Someone has brought a Hardanger fiddle. Salty’s is awash with the sound of music, chatter and laughter. Every place at every table is filled. The fiddler sits back in a battered armchair plucking and bowing simultaneously to the beat of a young drummer, their music as bright as ice. I don’t know how Dora does it.
What would you say to a trip down the river? I asked Terry after the concert.
I don’t know. I don’t feel so good. He replied.
Terry’s face glows as he listens to the fiddler and he seems unaware that his tubes are tangling up the drum kit. He is submerged in sound and friendliness. Dora’s chef has dished up plates of cold-water prawns with pineapple and artichoke; snow crab with avocado; and Greenland halibut with curls of sweet potato dusted with roasted seaweed. Dora sits by me. For the first time, I gather my strength and run my fingers across her knuckles as if they were the ribs of a salmon. She smiles. Soon she will get out her knives.
In the darkness, the darkness outside, the mountains are blind and hum their treachery. Terry unfastens his tubes and walks out the door.
About the Contributor
Amanda Oosthuizen’s novels, short story collection, poetry collection and flash fiction collection are awaiting posthumous self-publication, which is entirely her own fault. Meanwhile, recent work is at Cosmonauts Avenue, The Pre-Raphaelite Society Review, Ellipsis, Riggwelter, Under the Radar and Storgy, and forthcoming in Humanagerie and Ambit. www.amandaoosthuizen.com @
H(a)ppy - Nicola Barker
H(a)ppy is set in a perfect world where everything and everyone is safe, where art is perfection, and where emotion and narrative are forbidden in order for everyone to stay calm. But Mira A can’t help feeling emotion, and she desperately needs to tell a story. I have chosen the book because I’ve found that safety, comfort and the avoidance of emotion can easily become a habit and even a raison d’être, and this book shows a world that has lost risk and emotion, where everyone’s aim is to live life in a state of perfect blandness. It’s a brilliant book.
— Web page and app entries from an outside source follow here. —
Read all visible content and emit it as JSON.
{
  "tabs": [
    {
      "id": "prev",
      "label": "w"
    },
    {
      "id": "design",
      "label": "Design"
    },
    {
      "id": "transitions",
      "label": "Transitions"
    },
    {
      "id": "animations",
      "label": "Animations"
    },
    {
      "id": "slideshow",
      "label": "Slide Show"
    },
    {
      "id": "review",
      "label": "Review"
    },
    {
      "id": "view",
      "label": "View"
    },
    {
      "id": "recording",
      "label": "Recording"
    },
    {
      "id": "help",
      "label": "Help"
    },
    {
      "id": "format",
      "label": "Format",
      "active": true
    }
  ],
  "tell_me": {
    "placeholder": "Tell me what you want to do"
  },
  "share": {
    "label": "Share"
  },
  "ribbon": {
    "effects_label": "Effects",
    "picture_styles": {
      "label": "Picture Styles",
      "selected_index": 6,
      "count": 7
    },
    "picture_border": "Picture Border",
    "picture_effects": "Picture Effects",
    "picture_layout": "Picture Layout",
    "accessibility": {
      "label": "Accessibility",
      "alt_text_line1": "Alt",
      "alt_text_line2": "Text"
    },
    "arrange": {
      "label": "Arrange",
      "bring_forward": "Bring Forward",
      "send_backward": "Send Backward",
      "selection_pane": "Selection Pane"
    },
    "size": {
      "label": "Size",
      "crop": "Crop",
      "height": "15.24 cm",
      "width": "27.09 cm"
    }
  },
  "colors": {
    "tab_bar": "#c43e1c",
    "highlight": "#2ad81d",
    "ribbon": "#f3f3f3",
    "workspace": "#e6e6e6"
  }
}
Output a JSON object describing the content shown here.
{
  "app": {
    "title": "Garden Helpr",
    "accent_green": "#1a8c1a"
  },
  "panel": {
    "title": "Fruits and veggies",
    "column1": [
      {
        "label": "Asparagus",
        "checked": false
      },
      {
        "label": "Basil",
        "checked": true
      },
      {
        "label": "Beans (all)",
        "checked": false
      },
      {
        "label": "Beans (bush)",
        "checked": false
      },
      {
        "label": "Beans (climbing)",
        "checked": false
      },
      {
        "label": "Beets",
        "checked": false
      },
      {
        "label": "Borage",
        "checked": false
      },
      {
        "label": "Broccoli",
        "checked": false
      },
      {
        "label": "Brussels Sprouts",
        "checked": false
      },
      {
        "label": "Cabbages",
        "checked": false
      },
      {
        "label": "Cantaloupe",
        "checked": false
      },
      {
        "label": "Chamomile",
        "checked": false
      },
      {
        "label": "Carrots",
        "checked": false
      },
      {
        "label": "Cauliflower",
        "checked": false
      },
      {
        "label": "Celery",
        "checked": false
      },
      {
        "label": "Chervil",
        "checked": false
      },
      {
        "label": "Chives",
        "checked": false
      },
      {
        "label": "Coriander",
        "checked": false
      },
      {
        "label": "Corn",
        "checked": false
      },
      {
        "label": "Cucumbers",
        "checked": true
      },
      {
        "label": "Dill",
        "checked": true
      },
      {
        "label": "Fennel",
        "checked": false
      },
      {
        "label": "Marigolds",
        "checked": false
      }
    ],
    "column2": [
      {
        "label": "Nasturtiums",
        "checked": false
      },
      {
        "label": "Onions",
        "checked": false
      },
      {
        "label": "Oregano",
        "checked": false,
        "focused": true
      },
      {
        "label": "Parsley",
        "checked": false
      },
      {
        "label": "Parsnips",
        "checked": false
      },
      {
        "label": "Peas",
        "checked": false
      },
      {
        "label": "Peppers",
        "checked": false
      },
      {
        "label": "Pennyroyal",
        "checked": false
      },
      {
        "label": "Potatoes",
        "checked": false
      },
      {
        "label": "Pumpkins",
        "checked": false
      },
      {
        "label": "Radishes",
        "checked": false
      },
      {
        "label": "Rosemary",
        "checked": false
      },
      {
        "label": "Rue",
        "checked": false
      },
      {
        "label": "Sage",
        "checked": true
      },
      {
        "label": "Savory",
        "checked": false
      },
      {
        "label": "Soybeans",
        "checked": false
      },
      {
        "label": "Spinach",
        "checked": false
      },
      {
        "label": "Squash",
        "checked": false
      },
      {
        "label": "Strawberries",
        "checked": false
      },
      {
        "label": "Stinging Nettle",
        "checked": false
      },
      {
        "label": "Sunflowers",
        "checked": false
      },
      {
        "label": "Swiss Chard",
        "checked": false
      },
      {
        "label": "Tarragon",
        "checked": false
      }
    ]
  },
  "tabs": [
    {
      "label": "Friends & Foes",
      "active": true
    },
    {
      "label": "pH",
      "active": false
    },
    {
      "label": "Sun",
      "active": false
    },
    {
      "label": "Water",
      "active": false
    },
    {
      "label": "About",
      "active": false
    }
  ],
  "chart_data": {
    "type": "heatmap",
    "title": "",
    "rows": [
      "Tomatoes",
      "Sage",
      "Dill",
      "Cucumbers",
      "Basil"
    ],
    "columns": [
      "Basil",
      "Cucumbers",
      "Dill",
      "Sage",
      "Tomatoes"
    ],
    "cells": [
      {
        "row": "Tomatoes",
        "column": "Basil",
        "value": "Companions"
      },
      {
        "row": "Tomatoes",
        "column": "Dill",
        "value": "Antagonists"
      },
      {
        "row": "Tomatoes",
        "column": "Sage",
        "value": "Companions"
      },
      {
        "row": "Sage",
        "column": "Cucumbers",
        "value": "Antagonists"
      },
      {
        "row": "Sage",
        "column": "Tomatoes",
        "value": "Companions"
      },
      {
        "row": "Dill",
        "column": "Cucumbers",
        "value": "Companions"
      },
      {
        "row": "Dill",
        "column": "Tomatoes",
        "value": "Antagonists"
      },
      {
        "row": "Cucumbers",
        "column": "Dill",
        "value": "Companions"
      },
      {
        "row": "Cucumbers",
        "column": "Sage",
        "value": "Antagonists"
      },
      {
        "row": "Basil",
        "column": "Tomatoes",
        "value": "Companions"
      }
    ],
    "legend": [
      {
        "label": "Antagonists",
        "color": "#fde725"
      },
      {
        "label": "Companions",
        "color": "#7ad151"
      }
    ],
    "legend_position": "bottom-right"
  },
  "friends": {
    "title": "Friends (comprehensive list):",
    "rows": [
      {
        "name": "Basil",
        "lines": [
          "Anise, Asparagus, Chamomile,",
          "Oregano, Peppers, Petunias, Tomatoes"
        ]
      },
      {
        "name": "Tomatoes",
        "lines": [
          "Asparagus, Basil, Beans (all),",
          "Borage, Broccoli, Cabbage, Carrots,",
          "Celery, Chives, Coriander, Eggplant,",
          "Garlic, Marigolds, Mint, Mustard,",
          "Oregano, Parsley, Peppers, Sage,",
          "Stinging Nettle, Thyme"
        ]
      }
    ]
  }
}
More from Issue Ten:
- Tracks of Life and Death by Liz Kohn
- A short course of treatment by Tim Love
- Heating disorder by Myriam Frey
- Heirlooms by Rosie Garland
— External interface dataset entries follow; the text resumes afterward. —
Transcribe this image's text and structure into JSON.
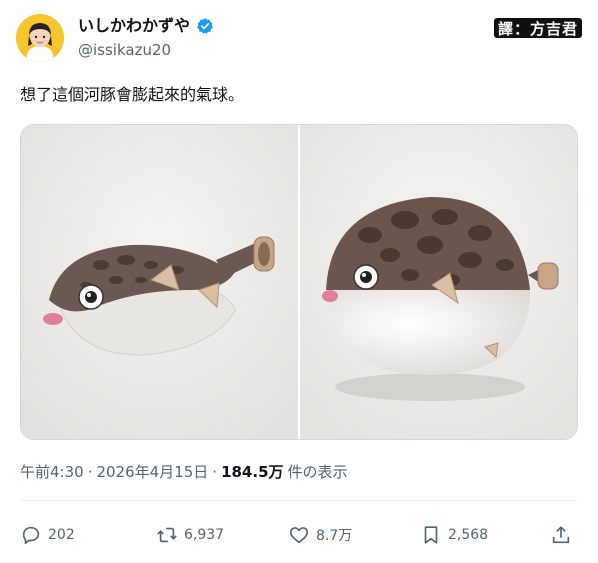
{
  "author": {
    "display_name": "いしかわかずや",
    "handle": "@issikazu20",
    "verified": true
  },
  "watermark": "譯：方吉君",
  "tweet": {
    "text": "想了這個河豚會膨起來的氣球。"
  },
  "meta": {
    "time": "午前4:30",
    "separator": "·",
    "date": "2026年4月15日",
    "views_count": "184.5万",
    "views_label": "件の表示"
  },
  "actions": {
    "replies": "202",
    "retweets": "6,937",
    "likes": "8.7万",
    "bookmarks": "2,568"
  },
  "colors": {
    "verified_blue": "#1d9bf0",
    "muted_text": "#536471",
    "avatar_bg": "#f6c62f"
  },
  "icons": [
    "verified-badge-icon",
    "reply-icon",
    "retweet-icon",
    "like-icon",
    "bookmark-icon",
    "share-icon"
  ]
}
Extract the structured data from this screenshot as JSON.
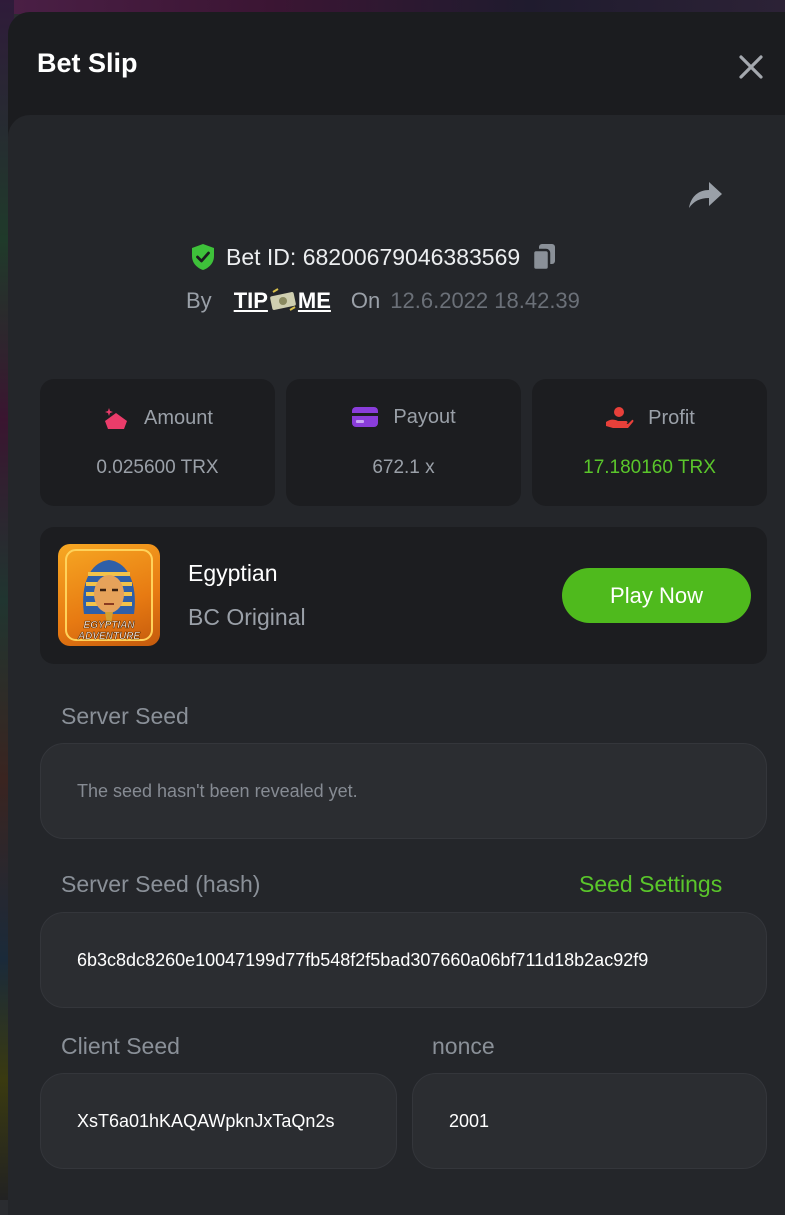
{
  "modal": {
    "title": "Bet Slip"
  },
  "bet": {
    "id_label": "Bet ID:",
    "id": "68200679046383569",
    "by_label": "By",
    "user_pre": "TIP",
    "user_post": "ME",
    "on_label": "On",
    "date": "12.6.2022 18.42.39"
  },
  "stats": [
    {
      "label": "Amount",
      "value": "0.025600 TRX",
      "icon": "amount-icon"
    },
    {
      "label": "Payout",
      "value": "672.1 x",
      "icon": "card-icon"
    },
    {
      "label": "Profit",
      "value": "17.180160 TRX",
      "icon": "profit-hand-icon"
    }
  ],
  "game": {
    "name": "Egyptian",
    "provider": "BC Original",
    "thumb_line1": "EGYPTIAN",
    "thumb_line2": "ADVENTURE",
    "play_label": "Play Now"
  },
  "seeds": {
    "server_label": "Server Seed",
    "server_value": "The seed hasn't been revealed yet.",
    "hash_label": "Server Seed (hash)",
    "settings_link": "Seed Settings",
    "hash_value": "6b3c8dc8260e10047199d77fb548f2f5bad307660a06bf711d18b2ac92f9",
    "client_label": "Client Seed",
    "client_value": "XsT6a01hKAQAWpknJxTaQn2s",
    "nonce_label": "nonce",
    "nonce_value": "2001"
  },
  "colors": {
    "accent_green": "#5ac62b",
    "button_green": "#4fba1d",
    "panel": "#1c1d20",
    "background": "#24262a"
  }
}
- Mourning by Katherine McMahon
- The Ghost of my Mother is waiting for me in Arrivals by Claire Collison
- Pakistan Zindabad, from Abroad by Hana Riaz
- Adopt a vortex by Han Smith
- Sea Sickness by Eloise Unerman
- British Street Music by Tamim Sadikali
- Pomegranate by Caroline Gonda